On election day, Twitter took five minutes to flag another Donald Trump tweet. With the current posting work-flow, it is hard to imagine a quicker turnaround time than that. And yet, this mode of operation is not scalable. And, as members of the Election Integrity Partnership observed, users quickly resorted to sharing screenshots or copy-pasting the content to spread the message – in effect, sharding the message and creating a long-tail of messages that platforms need to act against.
Research from organisations like Avaaz and Tow Center expose shortcomings in Facebook’s current mechanisms to identify or label posts containing false information that had already been debunked, in English. And further data from EIP indicate that these mechanisms are even less effective in non-English languages. While there aren’t platform-wise breakdowns for Indian language content, information from Google shared in late 2019 suggested most new users consumed non-English content. This makes the effectiveness of platform mechanisms across different languages an important aspect for India.

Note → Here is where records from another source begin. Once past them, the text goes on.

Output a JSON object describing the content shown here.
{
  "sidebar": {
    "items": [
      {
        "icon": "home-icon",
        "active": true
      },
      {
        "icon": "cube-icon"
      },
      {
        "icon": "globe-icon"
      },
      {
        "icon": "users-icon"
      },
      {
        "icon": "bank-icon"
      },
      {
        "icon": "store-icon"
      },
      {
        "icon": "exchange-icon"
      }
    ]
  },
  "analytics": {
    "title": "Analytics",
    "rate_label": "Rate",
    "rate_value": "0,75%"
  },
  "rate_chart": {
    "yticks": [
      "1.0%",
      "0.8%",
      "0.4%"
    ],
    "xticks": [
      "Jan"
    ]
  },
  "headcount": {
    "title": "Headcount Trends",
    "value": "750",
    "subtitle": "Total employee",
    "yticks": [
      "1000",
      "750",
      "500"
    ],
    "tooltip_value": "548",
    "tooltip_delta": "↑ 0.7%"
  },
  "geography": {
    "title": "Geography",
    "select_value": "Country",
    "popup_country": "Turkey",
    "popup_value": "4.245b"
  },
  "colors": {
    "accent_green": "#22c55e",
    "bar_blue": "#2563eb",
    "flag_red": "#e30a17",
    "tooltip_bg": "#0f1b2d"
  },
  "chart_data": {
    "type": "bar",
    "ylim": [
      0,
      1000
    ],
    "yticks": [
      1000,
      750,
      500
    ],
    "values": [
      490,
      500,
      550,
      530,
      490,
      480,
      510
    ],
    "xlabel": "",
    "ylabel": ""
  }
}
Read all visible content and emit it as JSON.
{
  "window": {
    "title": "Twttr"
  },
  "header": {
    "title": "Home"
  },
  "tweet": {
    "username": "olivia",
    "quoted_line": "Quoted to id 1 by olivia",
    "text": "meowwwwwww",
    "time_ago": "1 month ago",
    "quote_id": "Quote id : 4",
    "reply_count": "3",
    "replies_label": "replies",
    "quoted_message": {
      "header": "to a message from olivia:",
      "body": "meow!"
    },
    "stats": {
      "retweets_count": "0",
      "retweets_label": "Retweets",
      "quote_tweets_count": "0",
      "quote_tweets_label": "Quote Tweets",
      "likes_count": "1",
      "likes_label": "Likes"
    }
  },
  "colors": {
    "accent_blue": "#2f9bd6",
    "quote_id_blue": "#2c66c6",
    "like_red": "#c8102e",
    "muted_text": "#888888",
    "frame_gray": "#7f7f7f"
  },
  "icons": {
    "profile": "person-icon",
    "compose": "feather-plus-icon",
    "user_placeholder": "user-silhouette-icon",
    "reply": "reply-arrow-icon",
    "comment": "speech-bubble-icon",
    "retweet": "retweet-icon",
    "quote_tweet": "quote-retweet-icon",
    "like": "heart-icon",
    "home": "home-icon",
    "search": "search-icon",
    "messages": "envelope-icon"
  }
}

Whether effective or not, as platforms have adopted a more interventionist approach, disinformation has shifted. In addition to the predictable moves to closed-messaging apps like Telegram, or more “friendly” platforms such as Parler and Gab – there was also a shift to older modes of communication where there is little to no moderation. such as text messages, robocalls (automated calls) and email. Granted, some of these methods do not have the same reach as platform affordances allow them to have. Nevertheless, they do possess a mobilising or intimidation quality that has the potential to be misused.
Twitter, Facebook, Instagram planned to employ “pre-bunks” – in an attempt to contextualise potential disinformation before it took roots. Research suggests that such a mechanism would work better with logical information rather than factual information.
As Joan Donovan asserts that disinformation is local. This is relevant as localised and specific false claims can effectively side-step prebunks since they require additional validation.
And while local and specific claims can be fact-checked, they require increased effort to be expended and time to be spent in doing so, in which time there is potential for them to be spread widely especially if superspreaders get involved. Therefore it is important to have information about local authoritative information sources (people or resources) ready and build localised fact-checking capabilities.
A deeper understanding and more pressure is required
What we should be wary of is picking up research or lessons from a western context and force-fitting it to the Indian context. In a recent editorial, Irene Pasquetto, suggested that we try to understand those spaces where disinformation has already had effects rather than chasing of a binary of whether it is harmful as a whole or not. For this, the information ecosystem in India needs more research and study in the local context, in multiple languages and different modes (text, audio, video). This requires more sponsorship of such research, better systemic incentives for researchers and greater intent or collaboration from platforms. This is not to say that none of this exists, it is that we need more.
Another notable aspect has been the emergence of coalitions such as the Election Integrity Partnership and The Real Facebook Oversight Board. Both groups appeared to take a different approach over how they worked with platforms (collaborative v/s adversarial). Though, they were ultimately able to create a degree of pressure on platforms – either directly via their research outputs or through the coverage their work and statements received. While it remains to be seen if these coalitions can evolve from tactical to strategic goals, there is merit in exploring such coalitions locally, at least tactically, to begin with.
Prateek Waghre is a research analyst at The Takshashila Insitution. He writes MisDisMal-Information, a newsletter on the information ecosystem in India